--- DATA RECORDS Enclosed Below ---

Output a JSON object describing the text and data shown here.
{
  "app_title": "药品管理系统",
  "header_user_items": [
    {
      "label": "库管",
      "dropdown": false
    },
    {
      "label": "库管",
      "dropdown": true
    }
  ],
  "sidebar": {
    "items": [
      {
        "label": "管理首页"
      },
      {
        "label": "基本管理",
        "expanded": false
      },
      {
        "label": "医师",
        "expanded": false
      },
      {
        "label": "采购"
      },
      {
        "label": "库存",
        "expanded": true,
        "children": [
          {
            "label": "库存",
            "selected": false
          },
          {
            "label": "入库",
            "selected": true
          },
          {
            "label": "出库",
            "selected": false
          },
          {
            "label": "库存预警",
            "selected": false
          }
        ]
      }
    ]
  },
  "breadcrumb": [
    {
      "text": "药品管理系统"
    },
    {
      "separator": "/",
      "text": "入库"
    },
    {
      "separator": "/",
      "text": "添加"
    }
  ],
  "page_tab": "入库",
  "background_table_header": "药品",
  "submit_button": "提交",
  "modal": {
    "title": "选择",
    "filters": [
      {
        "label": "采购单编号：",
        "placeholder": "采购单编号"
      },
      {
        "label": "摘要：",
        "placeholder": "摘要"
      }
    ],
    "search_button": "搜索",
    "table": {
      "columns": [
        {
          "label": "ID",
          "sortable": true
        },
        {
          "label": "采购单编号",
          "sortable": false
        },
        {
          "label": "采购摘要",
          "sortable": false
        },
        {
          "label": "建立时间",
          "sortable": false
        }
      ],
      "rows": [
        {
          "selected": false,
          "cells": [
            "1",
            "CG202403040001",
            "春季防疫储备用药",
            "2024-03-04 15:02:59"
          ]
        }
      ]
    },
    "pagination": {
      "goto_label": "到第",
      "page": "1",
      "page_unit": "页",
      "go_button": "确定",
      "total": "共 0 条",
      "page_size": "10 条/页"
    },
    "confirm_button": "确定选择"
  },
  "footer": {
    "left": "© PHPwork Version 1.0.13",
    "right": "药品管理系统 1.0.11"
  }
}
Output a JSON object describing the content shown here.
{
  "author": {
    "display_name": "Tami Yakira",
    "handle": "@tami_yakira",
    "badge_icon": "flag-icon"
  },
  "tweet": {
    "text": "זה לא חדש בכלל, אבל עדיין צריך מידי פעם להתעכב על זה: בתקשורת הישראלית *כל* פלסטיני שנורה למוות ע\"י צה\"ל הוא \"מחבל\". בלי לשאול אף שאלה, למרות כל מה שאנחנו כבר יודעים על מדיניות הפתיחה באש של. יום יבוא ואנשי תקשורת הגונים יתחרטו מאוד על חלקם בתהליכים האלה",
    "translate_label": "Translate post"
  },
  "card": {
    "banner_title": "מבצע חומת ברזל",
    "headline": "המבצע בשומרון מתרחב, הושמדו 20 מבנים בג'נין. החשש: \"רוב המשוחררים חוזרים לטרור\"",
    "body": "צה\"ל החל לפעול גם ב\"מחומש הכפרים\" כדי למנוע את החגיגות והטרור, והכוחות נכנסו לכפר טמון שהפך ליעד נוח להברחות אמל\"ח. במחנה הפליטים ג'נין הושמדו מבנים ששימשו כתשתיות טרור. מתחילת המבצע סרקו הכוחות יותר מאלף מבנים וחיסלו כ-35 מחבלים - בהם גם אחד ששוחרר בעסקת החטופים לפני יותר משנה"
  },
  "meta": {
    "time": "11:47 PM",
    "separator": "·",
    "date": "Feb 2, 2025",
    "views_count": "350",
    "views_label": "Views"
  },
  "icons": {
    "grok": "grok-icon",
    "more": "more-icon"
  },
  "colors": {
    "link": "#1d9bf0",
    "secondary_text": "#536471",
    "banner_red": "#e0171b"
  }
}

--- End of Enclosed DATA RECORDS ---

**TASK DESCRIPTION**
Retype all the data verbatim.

**ANSWER BELOW**
Output a JSON object describing the text and data shown here.
{
  "app_title": "药品管理系统",
  "header_user_items": [
    {
      "label": "库管",
      "dropdown": false
    },
    {
      "label": "库管",
      "dropdown": true
    }
  ],
  "sidebar": {
    "items": [
      {
        "label": "管理首页"
      },
      {
        "label": "基本管理",
        "expanded": false
      },
      {
        "label": "医师",
        "expanded": false
      },
      {
        "label": "采购"
      },
      {
        "label": "库存",
        "expanded": true,
        "children": [
          {
            "label": "库存",
            "selected": false
          },
          {
            "label": "入库",
            "selected": true
          },
          {
            "label": "出库",
            "selected": false
          },
          {
            "label": "库存预警",
            "selected": false
          }
        ]
      }
    ]
  },
  "breadcrumb": [
    {
      "text": "药品管理系统"
    },
    {
      "separator": "/",
      "text": "入库"
    },
    {
      "separator": "/",
      "text": "添加"
    }
  ],
  "page_tab": "入库",
  "background_table_header": "药品",
  "submit_button": "提交",
  "modal": {
    "title": "选择",
    "filters": [
      {
        "label": "采购单编号：",
        "placeholder": "采购单编号"
      },
      {
        "label": "摘要：",
        "placeholder": "摘要"
      }
    ],
    "search_button": "搜索",
    "table": {
      "columns": [
        {
          "label": "ID",
          "sortable": true
        },
        {
          "label": "采购单编号",
          "sortable": false
        },
        {
          "label": "采购摘要",
          "sortable": false
        },
        {
          "label": "建立时间",
          "sortable": false
        }
      ],
      "rows": [
        {
          "selected": false,
          "cells": [
            "1",
            "CG202403040001",
            "春季防疫储备用药",
            "2024-03-04 15:02:59"
          ]
        }
      ]
    },
    "pagination": {
      "goto_label": "到第",
      "page": "1",
      "page_unit": "页",
      "go_button": "确定",
      "total": "共 0 条",
      "page_size": "10 条/页"
    },
    "confirm_button": "确定选择"
  },
  "footer": {
    "left": "© PHPwork Version 1.0.13",
    "right": "药品管理系统 1.0.11"
  }
}
Output a JSON object describing the content shown here.
{
  "author": {
    "display_name": "Tami Yakira",
    "handle": "@tami_yakira",
    "badge_icon": "flag-icon"
  },
  "tweet": {
    "text": "זה לא חדש בכלל, אבל עדיין צריך מידי פעם להתעכב על זה: בתקשורת הישראלית *כל* פלסטיני שנורה למוות ע\"י צה\"ל הוא \"מחבל\". בלי לשאול אף שאלה, למרות כל מה שאנחנו כבר יודעים על מדיניות הפתיחה באש של. יום יבוא ואנשי תקשורת הגונים יתחרטו מאוד על חלקם בתהליכים האלה",
    "translate_label": "Translate post"
  },
  "card": {
    "banner_title": "מבצע חומת ברזל",
    "headline": "המבצע בשומרון מתרחב, הושמדו 20 מבנים בג'נין. החשש: \"רוב המשוחררים חוזרים לטרור\"",
    "body": "צה\"ל החל לפעול גם ב\"מחומש הכפרים\" כדי למנוע את החגיגות והטרור, והכוחות נכנסו לכפר טמון שהפך ליעד נוח להברחות אמל\"ח. במחנה הפליטים ג'נין הושמדו מבנים ששימשו כתשתיות טרור. מתחילת המבצע סרקו הכוחות יותר מאלף מבנים וחיסלו כ-35 מחבלים - בהם גם אחד ששוחרר בעסקת החטופים לפני יותר משנה"
  },
  "meta": {
    "time": "11:47 PM",
    "separator": "·",
    "date": "Feb 2, 2025",
    "views_count": "350",
    "views_label": "Views"
  },
  "icons": {
    "grok": "grok-icon",
    "more": "more-icon"
  },
  "colors": {
    "link": "#1d9bf0",
    "secondary_text": "#536471",
    "banner_red": "#e0171b"
  }
}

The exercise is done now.